The Columbia Street apartments had asbestos under the floor tiles and likely in the glue used to place the tiles, Borrer said. Lead is also present in the apartments.
Additionally, broken or off-grid electrical outlets, plumbing issues and drafts and broken windows were regular issues in the units. Separate boilers for each apartment have created space problems and the land is not being used to its full potential overall, Borrer added.
The plywood subfloor will need to be hammered after the asbestos is removed, she said.
It may be wiser to build completely new units in their stead due to the high cost of renovating them, Balle said.
“As a board of directors, we have to ask ourselves if we had better build entirely new units? Said Balle.
The commission would need to study the idea further. The board did not have time for the conversation at Wednesday’s meeting, but will discuss it soon, she said.
Borrer’s presentation drew attention to issues that many people have heard of but not seen, Commissioner Claire Cousin said.
“For the record, none of this information would have been illuminated without the work of Revonda Smith, Alderman Tiffany Garriga and several residents who have been voicing these issues for years,” Borrer said Thursday.
Quintin Cross of Hudson Catskill / Housing Coalition encouraged the Housing Authority to work with other community groups to ensure they have the support they need to make change.
“The best board for years! Joint Council Chairman Thomas DePietro wrote in the Zoom chat during Wednesday’s meeting.
Treasurer Rebecca Wolff, Smith and Borrer were reluctant to approve last month’s spending, a board task, because they were unsure of certain budget items.
While Balle preferred to approve the spending that evening and ensure that committee members were educated afterwards, the board decided to postpone the approval.
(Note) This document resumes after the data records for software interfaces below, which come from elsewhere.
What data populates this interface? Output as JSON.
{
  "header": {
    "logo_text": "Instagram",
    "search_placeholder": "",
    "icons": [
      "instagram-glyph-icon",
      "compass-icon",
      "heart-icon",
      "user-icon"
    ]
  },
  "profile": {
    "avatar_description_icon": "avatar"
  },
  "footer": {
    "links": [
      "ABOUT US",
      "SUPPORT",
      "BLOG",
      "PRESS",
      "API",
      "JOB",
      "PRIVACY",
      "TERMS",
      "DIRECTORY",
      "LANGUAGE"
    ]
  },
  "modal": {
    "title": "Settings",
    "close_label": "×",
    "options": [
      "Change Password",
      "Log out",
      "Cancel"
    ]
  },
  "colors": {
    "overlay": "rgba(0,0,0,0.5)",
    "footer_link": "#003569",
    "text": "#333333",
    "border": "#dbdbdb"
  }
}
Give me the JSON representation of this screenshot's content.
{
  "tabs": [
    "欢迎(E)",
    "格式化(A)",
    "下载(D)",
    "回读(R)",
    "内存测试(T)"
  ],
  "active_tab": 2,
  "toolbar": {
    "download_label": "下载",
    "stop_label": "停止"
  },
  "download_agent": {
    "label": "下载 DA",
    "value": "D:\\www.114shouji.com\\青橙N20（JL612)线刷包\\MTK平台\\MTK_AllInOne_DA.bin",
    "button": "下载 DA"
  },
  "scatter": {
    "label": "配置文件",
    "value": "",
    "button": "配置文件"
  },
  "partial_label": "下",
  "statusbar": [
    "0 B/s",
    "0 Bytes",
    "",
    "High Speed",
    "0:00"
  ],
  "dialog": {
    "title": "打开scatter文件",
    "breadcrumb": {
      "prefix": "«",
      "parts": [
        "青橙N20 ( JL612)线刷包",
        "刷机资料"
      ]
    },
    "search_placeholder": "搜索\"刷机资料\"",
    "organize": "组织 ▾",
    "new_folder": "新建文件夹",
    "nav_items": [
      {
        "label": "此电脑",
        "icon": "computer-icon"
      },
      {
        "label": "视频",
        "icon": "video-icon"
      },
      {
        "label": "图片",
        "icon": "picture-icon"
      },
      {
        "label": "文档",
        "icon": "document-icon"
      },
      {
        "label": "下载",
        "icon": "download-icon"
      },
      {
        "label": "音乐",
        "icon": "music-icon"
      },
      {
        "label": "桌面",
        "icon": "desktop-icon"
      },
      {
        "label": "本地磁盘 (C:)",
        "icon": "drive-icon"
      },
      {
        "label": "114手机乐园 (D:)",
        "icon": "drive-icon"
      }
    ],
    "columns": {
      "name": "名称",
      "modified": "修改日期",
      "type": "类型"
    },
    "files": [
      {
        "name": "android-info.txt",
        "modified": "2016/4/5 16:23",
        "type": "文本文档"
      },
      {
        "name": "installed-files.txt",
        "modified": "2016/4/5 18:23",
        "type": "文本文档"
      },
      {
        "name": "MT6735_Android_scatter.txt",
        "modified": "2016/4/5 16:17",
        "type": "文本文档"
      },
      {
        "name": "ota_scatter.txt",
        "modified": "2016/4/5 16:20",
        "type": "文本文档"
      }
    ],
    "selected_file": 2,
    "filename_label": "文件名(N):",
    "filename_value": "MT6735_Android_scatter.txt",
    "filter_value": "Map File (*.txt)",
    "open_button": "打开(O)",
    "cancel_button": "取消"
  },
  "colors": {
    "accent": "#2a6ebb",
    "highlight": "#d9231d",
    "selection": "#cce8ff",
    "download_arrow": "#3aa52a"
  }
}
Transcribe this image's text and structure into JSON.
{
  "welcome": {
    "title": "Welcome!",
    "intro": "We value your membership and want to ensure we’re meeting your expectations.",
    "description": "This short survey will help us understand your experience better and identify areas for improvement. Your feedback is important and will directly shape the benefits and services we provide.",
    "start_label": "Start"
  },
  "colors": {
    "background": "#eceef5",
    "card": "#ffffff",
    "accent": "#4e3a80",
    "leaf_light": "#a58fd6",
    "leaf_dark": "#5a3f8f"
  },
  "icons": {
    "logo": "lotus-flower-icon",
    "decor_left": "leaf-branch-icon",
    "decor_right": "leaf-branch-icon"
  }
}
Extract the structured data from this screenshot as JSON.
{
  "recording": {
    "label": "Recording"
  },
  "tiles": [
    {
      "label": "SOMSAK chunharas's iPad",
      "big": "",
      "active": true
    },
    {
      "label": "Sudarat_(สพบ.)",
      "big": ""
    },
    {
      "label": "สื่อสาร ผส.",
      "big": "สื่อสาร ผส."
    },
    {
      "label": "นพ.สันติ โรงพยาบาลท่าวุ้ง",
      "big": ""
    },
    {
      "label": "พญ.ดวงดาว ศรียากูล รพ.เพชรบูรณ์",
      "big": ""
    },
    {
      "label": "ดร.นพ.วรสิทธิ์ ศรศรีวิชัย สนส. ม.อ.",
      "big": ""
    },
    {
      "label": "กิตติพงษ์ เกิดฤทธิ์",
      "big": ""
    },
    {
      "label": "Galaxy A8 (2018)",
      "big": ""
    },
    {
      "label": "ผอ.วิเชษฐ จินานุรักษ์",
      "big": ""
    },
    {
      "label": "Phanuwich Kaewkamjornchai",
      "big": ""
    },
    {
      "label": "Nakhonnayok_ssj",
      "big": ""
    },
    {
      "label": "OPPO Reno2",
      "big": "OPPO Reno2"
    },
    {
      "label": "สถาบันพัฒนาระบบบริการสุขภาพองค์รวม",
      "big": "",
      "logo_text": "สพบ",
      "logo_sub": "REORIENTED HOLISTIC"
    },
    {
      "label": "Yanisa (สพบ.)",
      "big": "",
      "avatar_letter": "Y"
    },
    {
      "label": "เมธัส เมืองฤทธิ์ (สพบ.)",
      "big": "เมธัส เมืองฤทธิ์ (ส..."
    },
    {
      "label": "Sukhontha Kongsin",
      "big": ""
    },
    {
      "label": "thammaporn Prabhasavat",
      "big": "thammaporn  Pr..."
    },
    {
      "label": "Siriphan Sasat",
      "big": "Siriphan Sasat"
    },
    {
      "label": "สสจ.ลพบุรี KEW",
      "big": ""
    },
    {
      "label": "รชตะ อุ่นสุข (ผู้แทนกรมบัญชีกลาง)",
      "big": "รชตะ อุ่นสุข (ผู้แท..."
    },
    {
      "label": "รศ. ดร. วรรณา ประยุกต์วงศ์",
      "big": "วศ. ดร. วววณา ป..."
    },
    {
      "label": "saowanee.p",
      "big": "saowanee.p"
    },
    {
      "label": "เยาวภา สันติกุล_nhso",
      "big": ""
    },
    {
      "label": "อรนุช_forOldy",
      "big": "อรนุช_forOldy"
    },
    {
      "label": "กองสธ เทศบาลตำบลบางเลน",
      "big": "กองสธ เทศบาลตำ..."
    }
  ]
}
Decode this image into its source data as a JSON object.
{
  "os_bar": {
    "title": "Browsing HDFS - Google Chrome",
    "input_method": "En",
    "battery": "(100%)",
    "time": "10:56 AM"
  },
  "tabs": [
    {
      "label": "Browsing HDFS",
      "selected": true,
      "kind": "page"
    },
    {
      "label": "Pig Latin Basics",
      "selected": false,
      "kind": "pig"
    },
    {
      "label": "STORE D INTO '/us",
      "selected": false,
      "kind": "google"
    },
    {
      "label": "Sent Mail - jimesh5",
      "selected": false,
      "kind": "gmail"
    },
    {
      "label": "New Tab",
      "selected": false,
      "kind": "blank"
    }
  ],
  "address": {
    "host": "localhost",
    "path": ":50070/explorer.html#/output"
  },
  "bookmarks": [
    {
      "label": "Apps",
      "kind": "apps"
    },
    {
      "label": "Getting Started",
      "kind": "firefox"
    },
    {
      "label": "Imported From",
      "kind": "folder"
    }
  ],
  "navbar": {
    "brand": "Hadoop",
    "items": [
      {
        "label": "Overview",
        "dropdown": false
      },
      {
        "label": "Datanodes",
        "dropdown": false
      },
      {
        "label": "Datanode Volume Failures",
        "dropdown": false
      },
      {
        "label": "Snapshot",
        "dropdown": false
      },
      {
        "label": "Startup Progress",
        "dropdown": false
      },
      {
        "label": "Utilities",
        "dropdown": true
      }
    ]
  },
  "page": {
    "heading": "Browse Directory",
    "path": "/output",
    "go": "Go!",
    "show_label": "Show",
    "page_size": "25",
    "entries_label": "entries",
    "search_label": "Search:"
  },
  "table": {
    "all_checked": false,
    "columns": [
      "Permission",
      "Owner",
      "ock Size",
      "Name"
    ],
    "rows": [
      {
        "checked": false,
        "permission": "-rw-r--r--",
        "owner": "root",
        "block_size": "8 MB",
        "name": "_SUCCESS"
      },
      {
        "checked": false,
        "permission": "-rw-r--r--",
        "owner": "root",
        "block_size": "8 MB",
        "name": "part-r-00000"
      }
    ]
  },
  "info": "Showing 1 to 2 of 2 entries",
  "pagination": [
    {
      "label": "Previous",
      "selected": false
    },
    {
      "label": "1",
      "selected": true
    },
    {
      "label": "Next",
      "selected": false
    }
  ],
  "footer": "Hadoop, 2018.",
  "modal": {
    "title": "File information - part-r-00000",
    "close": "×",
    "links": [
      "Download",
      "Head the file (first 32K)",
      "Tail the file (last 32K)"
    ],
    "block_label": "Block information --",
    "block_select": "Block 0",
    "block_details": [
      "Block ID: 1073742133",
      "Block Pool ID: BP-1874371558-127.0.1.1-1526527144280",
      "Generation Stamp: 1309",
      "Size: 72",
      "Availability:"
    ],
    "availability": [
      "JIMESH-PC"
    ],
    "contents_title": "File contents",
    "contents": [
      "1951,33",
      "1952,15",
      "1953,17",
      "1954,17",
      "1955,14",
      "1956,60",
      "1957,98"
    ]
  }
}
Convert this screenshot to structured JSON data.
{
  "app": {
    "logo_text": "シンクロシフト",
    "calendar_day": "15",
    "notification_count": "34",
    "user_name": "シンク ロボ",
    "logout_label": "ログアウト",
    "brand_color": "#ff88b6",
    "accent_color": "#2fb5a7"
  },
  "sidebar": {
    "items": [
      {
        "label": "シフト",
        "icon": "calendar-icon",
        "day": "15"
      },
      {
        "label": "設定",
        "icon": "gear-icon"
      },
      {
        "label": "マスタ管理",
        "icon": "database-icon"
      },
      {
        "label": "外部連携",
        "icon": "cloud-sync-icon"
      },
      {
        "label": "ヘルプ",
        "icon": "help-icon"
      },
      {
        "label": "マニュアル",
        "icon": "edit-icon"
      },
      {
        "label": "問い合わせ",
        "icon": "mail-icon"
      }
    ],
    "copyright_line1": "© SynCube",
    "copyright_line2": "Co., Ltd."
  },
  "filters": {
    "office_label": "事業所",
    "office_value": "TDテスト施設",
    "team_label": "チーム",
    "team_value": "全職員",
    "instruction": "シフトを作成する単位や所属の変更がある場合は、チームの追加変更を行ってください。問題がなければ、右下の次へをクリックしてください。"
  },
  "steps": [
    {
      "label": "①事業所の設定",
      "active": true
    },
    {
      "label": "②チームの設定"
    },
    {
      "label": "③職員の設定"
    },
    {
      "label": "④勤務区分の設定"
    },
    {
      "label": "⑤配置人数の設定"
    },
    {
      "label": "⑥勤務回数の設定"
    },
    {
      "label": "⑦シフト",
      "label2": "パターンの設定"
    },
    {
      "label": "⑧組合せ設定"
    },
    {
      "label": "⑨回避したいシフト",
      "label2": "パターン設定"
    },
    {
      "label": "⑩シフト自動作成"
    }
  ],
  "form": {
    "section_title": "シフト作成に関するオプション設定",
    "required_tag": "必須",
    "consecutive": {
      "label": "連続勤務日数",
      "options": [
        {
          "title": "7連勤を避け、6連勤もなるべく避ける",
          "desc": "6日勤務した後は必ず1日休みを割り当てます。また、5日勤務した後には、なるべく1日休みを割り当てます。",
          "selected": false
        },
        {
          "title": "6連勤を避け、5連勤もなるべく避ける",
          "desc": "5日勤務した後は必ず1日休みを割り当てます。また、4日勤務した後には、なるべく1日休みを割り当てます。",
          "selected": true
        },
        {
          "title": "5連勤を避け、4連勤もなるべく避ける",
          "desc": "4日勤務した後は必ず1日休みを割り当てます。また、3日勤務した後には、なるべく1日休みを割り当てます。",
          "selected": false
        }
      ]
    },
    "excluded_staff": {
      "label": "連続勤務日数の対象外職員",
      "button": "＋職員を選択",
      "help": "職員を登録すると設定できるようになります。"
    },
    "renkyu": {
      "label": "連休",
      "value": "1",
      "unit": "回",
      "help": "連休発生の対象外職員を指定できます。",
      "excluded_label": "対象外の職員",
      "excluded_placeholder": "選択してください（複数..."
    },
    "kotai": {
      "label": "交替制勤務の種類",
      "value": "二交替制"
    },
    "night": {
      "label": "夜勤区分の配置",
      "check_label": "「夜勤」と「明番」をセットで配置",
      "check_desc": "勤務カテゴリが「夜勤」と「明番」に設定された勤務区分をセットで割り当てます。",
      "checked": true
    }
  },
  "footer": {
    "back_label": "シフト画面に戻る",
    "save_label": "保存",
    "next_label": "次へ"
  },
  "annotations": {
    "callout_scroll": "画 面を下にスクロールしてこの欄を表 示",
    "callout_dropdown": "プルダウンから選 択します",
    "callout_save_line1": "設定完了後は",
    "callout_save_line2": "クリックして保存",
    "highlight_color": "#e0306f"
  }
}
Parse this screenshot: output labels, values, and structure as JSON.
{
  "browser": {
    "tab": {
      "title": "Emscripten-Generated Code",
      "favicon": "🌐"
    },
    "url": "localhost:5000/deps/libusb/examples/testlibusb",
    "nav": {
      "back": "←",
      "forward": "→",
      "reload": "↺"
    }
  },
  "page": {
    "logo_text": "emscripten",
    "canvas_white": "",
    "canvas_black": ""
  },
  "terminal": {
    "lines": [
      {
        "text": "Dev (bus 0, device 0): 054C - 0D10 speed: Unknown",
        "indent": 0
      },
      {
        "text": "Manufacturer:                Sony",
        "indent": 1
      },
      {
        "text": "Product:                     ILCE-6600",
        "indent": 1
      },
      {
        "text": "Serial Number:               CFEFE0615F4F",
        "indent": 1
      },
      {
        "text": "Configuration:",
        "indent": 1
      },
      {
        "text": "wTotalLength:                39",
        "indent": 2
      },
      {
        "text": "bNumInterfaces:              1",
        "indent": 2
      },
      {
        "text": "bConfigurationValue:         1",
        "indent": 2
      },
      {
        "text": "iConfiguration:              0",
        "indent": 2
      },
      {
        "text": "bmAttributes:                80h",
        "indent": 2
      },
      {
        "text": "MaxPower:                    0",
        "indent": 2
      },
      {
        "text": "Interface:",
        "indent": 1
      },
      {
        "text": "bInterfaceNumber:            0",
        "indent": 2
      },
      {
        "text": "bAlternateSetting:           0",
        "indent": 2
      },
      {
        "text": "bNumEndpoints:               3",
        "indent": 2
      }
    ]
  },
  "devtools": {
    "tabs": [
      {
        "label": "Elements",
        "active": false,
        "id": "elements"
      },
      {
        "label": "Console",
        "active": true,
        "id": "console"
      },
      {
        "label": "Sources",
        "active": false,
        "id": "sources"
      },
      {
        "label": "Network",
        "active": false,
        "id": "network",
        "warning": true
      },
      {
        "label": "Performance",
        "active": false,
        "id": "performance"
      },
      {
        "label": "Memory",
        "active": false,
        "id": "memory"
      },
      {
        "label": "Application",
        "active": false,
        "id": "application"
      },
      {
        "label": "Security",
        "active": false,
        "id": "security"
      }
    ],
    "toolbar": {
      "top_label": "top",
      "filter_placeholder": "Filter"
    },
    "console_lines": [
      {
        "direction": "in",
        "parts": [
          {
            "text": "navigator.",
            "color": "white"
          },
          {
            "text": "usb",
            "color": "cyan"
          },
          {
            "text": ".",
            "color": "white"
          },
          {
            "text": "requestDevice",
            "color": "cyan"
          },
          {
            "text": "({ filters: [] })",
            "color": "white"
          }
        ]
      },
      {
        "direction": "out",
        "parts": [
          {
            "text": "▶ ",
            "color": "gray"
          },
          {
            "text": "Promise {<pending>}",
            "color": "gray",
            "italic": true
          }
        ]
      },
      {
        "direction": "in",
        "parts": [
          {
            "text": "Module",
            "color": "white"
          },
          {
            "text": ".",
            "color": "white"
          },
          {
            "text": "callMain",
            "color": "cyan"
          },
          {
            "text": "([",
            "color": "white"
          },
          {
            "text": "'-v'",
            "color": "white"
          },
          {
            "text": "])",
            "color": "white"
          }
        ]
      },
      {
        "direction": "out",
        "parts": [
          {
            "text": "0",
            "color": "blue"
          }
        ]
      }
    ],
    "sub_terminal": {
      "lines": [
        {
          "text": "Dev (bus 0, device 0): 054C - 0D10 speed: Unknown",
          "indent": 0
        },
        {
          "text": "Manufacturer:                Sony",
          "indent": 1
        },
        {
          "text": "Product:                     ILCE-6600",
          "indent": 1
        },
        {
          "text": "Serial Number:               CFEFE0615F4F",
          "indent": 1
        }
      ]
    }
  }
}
The board has fiduciary responsibilities and should feel comfortable with the documents presented to them, Balle said. The board should have financial training in the future, she added.